Wherever an image appears in the data, omit it and copy all the remaining text word for word.

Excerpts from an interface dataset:
------------------------------

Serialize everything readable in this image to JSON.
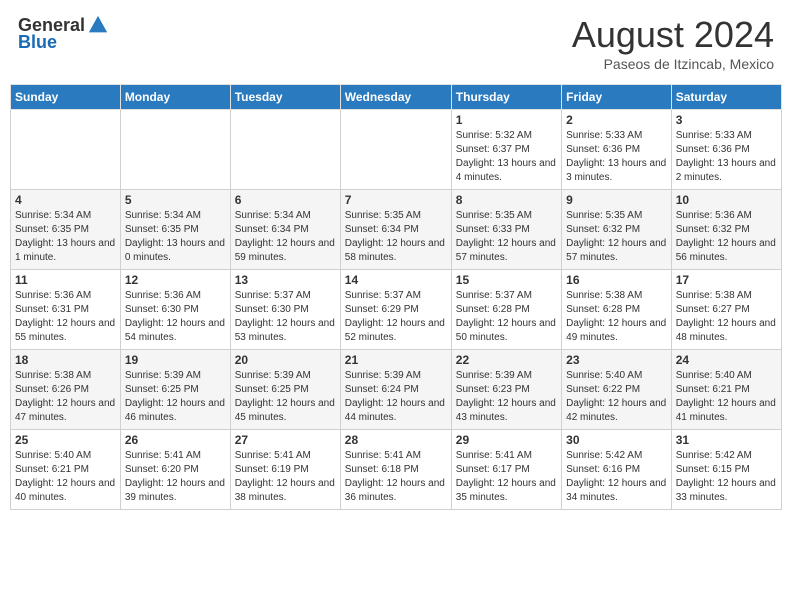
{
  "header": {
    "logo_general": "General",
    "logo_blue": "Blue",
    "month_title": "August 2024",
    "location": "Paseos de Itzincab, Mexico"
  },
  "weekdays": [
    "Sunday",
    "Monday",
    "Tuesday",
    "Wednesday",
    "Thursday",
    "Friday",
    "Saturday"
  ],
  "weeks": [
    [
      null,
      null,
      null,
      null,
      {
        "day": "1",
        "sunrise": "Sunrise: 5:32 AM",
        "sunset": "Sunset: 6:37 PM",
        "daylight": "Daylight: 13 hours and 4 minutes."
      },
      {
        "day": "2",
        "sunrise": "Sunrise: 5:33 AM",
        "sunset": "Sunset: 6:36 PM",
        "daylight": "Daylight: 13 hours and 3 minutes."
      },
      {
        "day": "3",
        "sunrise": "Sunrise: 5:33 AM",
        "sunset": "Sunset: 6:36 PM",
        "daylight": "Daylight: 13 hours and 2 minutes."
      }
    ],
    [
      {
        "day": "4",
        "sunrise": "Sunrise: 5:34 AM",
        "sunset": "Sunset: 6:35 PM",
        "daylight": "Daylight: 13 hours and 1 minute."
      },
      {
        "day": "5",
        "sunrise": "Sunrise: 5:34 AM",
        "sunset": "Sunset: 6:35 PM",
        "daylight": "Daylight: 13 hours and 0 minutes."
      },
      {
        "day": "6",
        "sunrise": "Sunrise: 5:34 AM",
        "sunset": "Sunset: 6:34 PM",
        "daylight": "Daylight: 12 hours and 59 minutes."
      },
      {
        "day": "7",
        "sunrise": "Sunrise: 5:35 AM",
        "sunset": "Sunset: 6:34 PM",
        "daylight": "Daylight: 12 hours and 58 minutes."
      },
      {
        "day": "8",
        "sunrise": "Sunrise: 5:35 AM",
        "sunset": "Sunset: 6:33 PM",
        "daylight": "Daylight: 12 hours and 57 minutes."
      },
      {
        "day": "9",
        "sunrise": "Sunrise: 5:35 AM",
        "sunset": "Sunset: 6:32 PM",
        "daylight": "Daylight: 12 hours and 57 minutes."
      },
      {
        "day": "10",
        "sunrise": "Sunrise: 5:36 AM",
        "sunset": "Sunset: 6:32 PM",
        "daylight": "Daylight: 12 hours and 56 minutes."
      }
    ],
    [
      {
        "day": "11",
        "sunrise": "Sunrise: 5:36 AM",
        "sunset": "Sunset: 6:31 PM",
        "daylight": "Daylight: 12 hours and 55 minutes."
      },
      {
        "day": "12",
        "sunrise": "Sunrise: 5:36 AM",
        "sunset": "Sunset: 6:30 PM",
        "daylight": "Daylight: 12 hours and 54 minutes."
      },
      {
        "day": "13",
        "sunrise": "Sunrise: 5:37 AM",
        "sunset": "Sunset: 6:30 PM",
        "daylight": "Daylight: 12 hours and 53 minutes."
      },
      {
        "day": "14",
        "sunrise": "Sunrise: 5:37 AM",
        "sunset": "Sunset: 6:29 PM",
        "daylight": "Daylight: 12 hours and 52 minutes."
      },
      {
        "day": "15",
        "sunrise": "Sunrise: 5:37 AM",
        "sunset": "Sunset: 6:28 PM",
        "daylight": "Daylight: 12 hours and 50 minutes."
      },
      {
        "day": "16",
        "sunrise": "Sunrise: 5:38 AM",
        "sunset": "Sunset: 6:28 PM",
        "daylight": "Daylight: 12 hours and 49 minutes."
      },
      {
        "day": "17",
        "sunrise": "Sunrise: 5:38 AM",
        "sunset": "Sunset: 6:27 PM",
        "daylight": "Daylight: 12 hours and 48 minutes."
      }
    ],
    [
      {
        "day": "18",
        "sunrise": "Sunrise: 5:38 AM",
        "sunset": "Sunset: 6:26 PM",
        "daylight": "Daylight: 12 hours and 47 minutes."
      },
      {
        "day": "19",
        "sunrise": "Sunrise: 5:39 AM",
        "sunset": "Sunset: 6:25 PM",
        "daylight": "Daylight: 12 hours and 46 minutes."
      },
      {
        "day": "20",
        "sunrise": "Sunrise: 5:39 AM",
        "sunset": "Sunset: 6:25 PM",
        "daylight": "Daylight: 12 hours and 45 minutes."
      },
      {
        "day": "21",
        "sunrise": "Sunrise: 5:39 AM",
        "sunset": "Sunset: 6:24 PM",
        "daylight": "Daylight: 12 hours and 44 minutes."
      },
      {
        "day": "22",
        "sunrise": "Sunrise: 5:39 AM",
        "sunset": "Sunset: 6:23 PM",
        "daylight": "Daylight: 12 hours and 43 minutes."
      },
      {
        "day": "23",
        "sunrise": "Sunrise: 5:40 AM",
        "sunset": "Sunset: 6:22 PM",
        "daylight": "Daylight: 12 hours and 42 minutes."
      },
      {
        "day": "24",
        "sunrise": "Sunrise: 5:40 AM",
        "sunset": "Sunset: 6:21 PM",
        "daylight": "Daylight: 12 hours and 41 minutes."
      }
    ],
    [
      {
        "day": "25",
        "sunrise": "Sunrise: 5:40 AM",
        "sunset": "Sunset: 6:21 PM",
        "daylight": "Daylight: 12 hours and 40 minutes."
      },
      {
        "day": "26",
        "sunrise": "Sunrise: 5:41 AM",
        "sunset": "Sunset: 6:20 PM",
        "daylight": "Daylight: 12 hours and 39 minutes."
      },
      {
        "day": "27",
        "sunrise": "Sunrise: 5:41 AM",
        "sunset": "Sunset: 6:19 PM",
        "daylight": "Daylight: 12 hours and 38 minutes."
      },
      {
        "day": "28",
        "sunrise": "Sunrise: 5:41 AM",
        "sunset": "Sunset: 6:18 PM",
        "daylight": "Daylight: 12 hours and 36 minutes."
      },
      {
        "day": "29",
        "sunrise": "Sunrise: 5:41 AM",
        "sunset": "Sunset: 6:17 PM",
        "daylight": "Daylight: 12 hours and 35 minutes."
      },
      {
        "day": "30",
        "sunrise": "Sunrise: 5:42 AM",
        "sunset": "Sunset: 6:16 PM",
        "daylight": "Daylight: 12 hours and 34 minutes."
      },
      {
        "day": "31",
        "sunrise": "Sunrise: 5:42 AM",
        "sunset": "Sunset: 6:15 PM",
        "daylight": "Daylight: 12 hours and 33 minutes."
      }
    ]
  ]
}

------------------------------

Solution to this task:
Serialize everything readable in this image to JSON.
{
  "header": {
    "logo_general": "General",
    "logo_blue": "Blue",
    "month_title": "August 2024",
    "location": "Paseos de Itzincab, Mexico"
  },
  "weekdays": [
    "Sunday",
    "Monday",
    "Tuesday",
    "Wednesday",
    "Thursday",
    "Friday",
    "Saturday"
  ],
  "weeks": [
    [
      null,
      null,
      null,
      null,
      {
        "day": "1",
        "sunrise": "Sunrise: 5:32 AM",
        "sunset": "Sunset: 6:37 PM",
        "daylight": "Daylight: 13 hours and 4 minutes."
      },
      {
        "day": "2",
        "sunrise": "Sunrise: 5:33 AM",
        "sunset": "Sunset: 6:36 PM",
        "daylight": "Daylight: 13 hours and 3 minutes."
      },
      {
        "day": "3",
        "sunrise": "Sunrise: 5:33 AM",
        "sunset": "Sunset: 6:36 PM",
        "daylight": "Daylight: 13 hours and 2 minutes."
      }
    ],
    [
      {
        "day": "4",
        "sunrise": "Sunrise: 5:34 AM",
        "sunset": "Sunset: 6:35 PM",
        "daylight": "Daylight: 13 hours and 1 minute."
      },
      {
        "day": "5",
        "sunrise": "Sunrise: 5:34 AM",
        "sunset": "Sunset: 6:35 PM",
        "daylight": "Daylight: 13 hours and 0 minutes."
      },
      {
        "day": "6",
        "sunrise": "Sunrise: 5:34 AM",
        "sunset": "Sunset: 6:34 PM",
        "daylight": "Daylight: 12 hours and 59 minutes."
      },
      {
        "day": "7",
        "sunrise": "Sunrise: 5:35 AM",
        "sunset": "Sunset: 6:34 PM",
        "daylight": "Daylight: 12 hours and 58 minutes."
      },
      {
        "day": "8",
        "sunrise": "Sunrise: 5:35 AM",
        "sunset": "Sunset: 6:33 PM",
        "daylight": "Daylight: 12 hours and 57 minutes."
      },
      {
        "day": "9",
        "sunrise": "Sunrise: 5:35 AM",
        "sunset": "Sunset: 6:32 PM",
        "daylight": "Daylight: 12 hours and 57 minutes."
      },
      {
        "day": "10",
        "sunrise": "Sunrise: 5:36 AM",
        "sunset": "Sunset: 6:32 PM",
        "daylight": "Daylight: 12 hours and 56 minutes."
      }
    ],
    [
      {
        "day": "11",
        "sunrise": "Sunrise: 5:36 AM",
        "sunset": "Sunset: 6:31 PM",
        "daylight": "Daylight: 12 hours and 55 minutes."
      },
      {
        "day": "12",
        "sunrise": "Sunrise: 5:36 AM",
        "sunset": "Sunset: 6:30 PM",
        "daylight": "Daylight: 12 hours and 54 minutes."
      },
      {
        "day": "13",
        "sunrise": "Sunrise: 5:37 AM",
        "sunset": "Sunset: 6:30 PM",
        "daylight": "Daylight: 12 hours and 53 minutes."
      },
      {
        "day": "14",
        "sunrise": "Sunrise: 5:37 AM",
        "sunset": "Sunset: 6:29 PM",
        "daylight": "Daylight: 12 hours and 52 minutes."
      },
      {
        "day": "15",
        "sunrise": "Sunrise: 5:37 AM",
        "sunset": "Sunset: 6:28 PM",
        "daylight": "Daylight: 12 hours and 50 minutes."
      },
      {
        "day": "16",
        "sunrise": "Sunrise: 5:38 AM",
        "sunset": "Sunset: 6:28 PM",
        "daylight": "Daylight: 12 hours and 49 minutes."
      },
      {
        "day": "17",
        "sunrise": "Sunrise: 5:38 AM",
        "sunset": "Sunset: 6:27 PM",
        "daylight": "Daylight: 12 hours and 48 minutes."
      }
    ],
    [
      {
        "day": "18",
        "sunrise": "Sunrise: 5:38 AM",
        "sunset": "Sunset: 6:26 PM",
        "daylight": "Daylight: 12 hours and 47 minutes."
      },
      {
        "day": "19",
        "sunrise": "Sunrise: 5:39 AM",
        "sunset": "Sunset: 6:25 PM",
        "daylight": "Daylight: 12 hours and 46 minutes."
      },
      {
        "day": "20",
        "sunrise": "Sunrise: 5:39 AM",
        "sunset": "Sunset: 6:25 PM",
        "daylight": "Daylight: 12 hours and 45 minutes."
      },
      {
        "day": "21",
        "sunrise": "Sunrise: 5:39 AM",
        "sunset": "Sunset: 6:24 PM",
        "daylight": "Daylight: 12 hours and 44 minutes."
      },
      {
        "day": "22",
        "sunrise": "Sunrise: 5:39 AM",
        "sunset": "Sunset: 6:23 PM",
        "daylight": "Daylight: 12 hours and 43 minutes."
      },
      {
        "day": "23",
        "sunrise": "Sunrise: 5:40 AM",
        "sunset": "Sunset: 6:22 PM",
        "daylight": "Daylight: 12 hours and 42 minutes."
      },
      {
        "day": "24",
        "sunrise": "Sunrise: 5:40 AM",
        "sunset": "Sunset: 6:21 PM",
        "daylight": "Daylight: 12 hours and 41 minutes."
      }
    ],
    [
      {
        "day": "25",
        "sunrise": "Sunrise: 5:40 AM",
        "sunset": "Sunset: 6:21 PM",
        "daylight": "Daylight: 12 hours and 40 minutes."
      },
      {
        "day": "26",
        "sunrise": "Sunrise: 5:41 AM",
        "sunset": "Sunset: 6:20 PM",
        "daylight": "Daylight: 12 hours and 39 minutes."
      },
      {
        "day": "27",
        "sunrise": "Sunrise: 5:41 AM",
        "sunset": "Sunset: 6:19 PM",
        "daylight": "Daylight: 12 hours and 38 minutes."
      },
      {
        "day": "28",
        "sunrise": "Sunrise: 5:41 AM",
        "sunset": "Sunset: 6:18 PM",
        "daylight": "Daylight: 12 hours and 36 minutes."
      },
      {
        "day": "29",
        "sunrise": "Sunrise: 5:41 AM",
        "sunset": "Sunset: 6:17 PM",
        "daylight": "Daylight: 12 hours and 35 minutes."
      },
      {
        "day": "30",
        "sunrise": "Sunrise: 5:42 AM",
        "sunset": "Sunset: 6:16 PM",
        "daylight": "Daylight: 12 hours and 34 minutes."
      },
      {
        "day": "31",
        "sunrise": "Sunrise: 5:42 AM",
        "sunset": "Sunset: 6:15 PM",
        "daylight": "Daylight: 12 hours and 33 minutes."
      }
    ]
  ]
}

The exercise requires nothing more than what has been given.